---------- Dataset records ----------

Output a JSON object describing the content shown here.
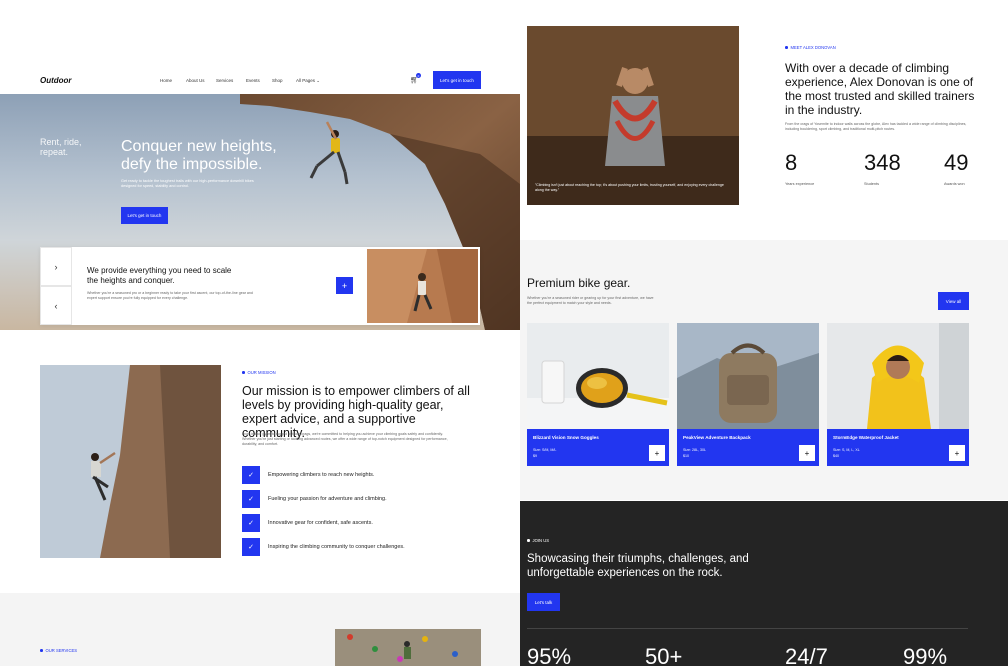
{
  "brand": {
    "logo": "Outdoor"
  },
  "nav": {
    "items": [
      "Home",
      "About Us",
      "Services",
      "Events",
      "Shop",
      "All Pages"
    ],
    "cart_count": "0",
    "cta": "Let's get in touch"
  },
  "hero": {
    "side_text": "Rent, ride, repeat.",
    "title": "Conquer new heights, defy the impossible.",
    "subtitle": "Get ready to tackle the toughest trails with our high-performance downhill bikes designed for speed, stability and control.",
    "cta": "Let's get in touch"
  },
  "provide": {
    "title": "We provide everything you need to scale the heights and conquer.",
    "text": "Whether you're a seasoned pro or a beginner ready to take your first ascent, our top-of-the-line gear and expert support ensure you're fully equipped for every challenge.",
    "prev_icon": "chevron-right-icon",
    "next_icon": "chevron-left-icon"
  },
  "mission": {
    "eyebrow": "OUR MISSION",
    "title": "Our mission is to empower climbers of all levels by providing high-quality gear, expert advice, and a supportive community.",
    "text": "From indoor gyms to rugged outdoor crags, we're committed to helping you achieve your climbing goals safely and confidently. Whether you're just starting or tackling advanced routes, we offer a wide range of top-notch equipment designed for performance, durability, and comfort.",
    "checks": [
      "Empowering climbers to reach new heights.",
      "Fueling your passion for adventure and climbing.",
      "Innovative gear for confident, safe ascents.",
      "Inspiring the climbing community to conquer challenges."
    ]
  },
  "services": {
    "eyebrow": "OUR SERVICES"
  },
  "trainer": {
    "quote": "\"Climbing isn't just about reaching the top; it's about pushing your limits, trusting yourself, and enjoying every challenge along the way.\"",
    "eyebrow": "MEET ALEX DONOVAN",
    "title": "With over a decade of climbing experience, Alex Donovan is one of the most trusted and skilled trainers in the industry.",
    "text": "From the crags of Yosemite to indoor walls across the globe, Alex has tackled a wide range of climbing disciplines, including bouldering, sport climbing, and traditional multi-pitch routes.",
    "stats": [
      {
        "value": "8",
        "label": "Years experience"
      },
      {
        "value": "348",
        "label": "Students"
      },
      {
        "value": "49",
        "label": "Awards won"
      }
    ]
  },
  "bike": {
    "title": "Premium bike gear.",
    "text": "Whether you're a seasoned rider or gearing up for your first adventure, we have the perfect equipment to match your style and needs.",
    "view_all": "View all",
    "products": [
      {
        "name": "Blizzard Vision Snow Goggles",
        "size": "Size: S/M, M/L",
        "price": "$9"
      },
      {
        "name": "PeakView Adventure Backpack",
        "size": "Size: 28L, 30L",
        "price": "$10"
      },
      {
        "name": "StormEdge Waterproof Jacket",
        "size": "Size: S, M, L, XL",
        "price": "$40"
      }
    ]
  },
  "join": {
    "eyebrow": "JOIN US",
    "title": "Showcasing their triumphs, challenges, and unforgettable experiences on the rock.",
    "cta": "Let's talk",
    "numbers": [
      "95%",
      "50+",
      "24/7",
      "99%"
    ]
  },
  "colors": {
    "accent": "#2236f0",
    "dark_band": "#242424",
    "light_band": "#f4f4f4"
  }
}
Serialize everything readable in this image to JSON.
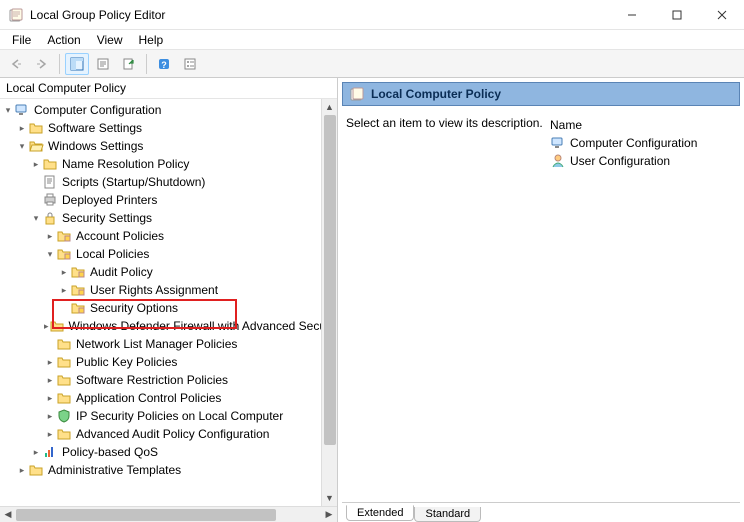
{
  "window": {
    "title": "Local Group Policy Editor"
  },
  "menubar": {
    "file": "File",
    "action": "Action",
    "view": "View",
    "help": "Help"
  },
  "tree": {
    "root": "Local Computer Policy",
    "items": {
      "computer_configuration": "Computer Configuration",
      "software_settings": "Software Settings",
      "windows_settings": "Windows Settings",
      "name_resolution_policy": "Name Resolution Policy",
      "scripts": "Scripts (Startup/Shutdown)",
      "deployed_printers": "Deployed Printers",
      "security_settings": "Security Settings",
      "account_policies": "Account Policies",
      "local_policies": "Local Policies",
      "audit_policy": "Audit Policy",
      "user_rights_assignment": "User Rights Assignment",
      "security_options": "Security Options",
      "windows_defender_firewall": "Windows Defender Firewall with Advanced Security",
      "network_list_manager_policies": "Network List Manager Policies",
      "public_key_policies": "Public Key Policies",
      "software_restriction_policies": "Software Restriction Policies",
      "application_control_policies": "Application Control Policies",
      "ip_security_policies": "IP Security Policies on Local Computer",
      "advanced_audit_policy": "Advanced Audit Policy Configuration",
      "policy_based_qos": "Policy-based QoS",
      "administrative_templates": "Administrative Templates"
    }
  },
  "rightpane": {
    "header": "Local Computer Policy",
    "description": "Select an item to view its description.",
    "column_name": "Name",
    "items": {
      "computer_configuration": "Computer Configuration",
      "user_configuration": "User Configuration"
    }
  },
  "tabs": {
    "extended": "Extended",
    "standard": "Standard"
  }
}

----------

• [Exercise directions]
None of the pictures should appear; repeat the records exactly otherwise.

• [Solution to the problem]
Output a JSON object describing the content shown here.
{
  "brand": {
    "logo": "Outdoor"
  },
  "nav": {
    "items": [
      "Home",
      "About Us",
      "Services",
      "Events",
      "Shop",
      "All Pages"
    ],
    "cart_count": "0",
    "cta": "Let's get in touch"
  },
  "hero": {
    "side_text": "Rent, ride, repeat.",
    "title": "Conquer new heights, defy the impossible.",
    "subtitle": "Get ready to tackle the toughest trails with our high-performance downhill bikes designed for speed, stability and control.",
    "cta": "Let's get in touch"
  },
  "provide": {
    "title": "We provide everything you need to scale the heights and conquer.",
    "text": "Whether you're a seasoned pro or a beginner ready to take your first ascent, our top-of-the-line gear and expert support ensure you're fully equipped for every challenge.",
    "prev_icon": "chevron-right-icon",
    "next_icon": "chevron-left-icon"
  },
  "mission": {
    "eyebrow": "OUR MISSION",
    "title": "Our mission is to empower climbers of all levels by providing high-quality gear, expert advice, and a supportive community.",
    "text": "From indoor gyms to rugged outdoor crags, we're committed to helping you achieve your climbing goals safely and confidently. Whether you're just starting or tackling advanced routes, we offer a wide range of top-notch equipment designed for performance, durability, and comfort.",
    "checks": [
      "Empowering climbers to reach new heights.",
      "Fueling your passion for adventure and climbing.",
      "Innovative gear for confident, safe ascents.",
      "Inspiring the climbing community to conquer challenges."
    ]
  },
  "services": {
    "eyebrow": "OUR SERVICES"
  },
  "trainer": {
    "quote": "\"Climbing isn't just about reaching the top; it's about pushing your limits, trusting yourself, and enjoying every challenge along the way.\"",
    "eyebrow": "MEET ALEX DONOVAN",
    "title": "With over a decade of climbing experience, Alex Donovan is one of the most trusted and skilled trainers in the industry.",
    "text": "From the crags of Yosemite to indoor walls across the globe, Alex has tackled a wide range of climbing disciplines, including bouldering, sport climbing, and traditional multi-pitch routes.",
    "stats": [
      {
        "value": "8",
        "label": "Years experience"
      },
      {
        "value": "348",
        "label": "Students"
      },
      {
        "value": "49",
        "label": "Awards won"
      }
    ]
  },
  "bike": {
    "title": "Premium bike gear.",
    "text": "Whether you're a seasoned rider or gearing up for your first adventure, we have the perfect equipment to match your style and needs.",
    "view_all": "View all",
    "products": [
      {
        "name": "Blizzard Vision Snow Goggles",
        "size": "Size: S/M, M/L",
        "price": "$9"
      },
      {
        "name": "PeakView Adventure Backpack",
        "size": "Size: 28L, 30L",
        "price": "$10"
      },
      {
        "name": "StormEdge Waterproof Jacket",
        "size": "Size: S, M, L, XL",
        "price": "$40"
      }
    ]
  },
  "join": {
    "eyebrow": "JOIN US",
    "title": "Showcasing their triumphs, challenges, and unforgettable experiences on the rock.",
    "cta": "Let's talk",
    "numbers": [
      "95%",
      "50+",
      "24/7",
      "99%"
    ]
  },
  "colors": {
    "accent": "#2236f0",
    "dark_band": "#242424",
    "light_band": "#f4f4f4"
  }
}
Serialize everything readable in this image to JSON.
{
  "window": {
    "title": "Local Group Policy Editor"
  },
  "menubar": {
    "file": "File",
    "action": "Action",
    "view": "View",
    "help": "Help"
  },
  "tree": {
    "root": "Local Computer Policy",
    "items": {
      "computer_configuration": "Computer Configuration",
      "software_settings": "Software Settings",
      "windows_settings": "Windows Settings",
      "name_resolution_policy": "Name Resolution Policy",
      "scripts": "Scripts (Startup/Shutdown)",
      "deployed_printers": "Deployed Printers",
      "security_settings": "Security Settings",
      "account_policies": "Account Policies",
      "local_policies": "Local Policies",
      "audit_policy": "Audit Policy",
      "user_rights_assignment": "User Rights Assignment",
      "security_options": "Security Options",
      "windows_defender_firewall": "Windows Defender Firewall with Advanced Security",
      "network_list_manager_policies": "Network List Manager Policies",
      "public_key_policies": "Public Key Policies",
      "software_restriction_policies": "Software Restriction Policies",
      "application_control_policies": "Application Control Policies",
      "ip_security_policies": "IP Security Policies on Local Computer",
      "advanced_audit_policy": "Advanced Audit Policy Configuration",
      "policy_based_qos": "Policy-based QoS",
      "administrative_templates": "Administrative Templates"
    }
  },
  "rightpane": {
    "header": "Local Computer Policy",
    "description": "Select an item to view its description.",
    "column_name": "Name",
    "items": {
      "computer_configuration": "Computer Configuration",
      "user_configuration": "User Configuration"
    }
  },
  "tabs": {
    "extended": "Extended",
    "standard": "Standard"
  }
}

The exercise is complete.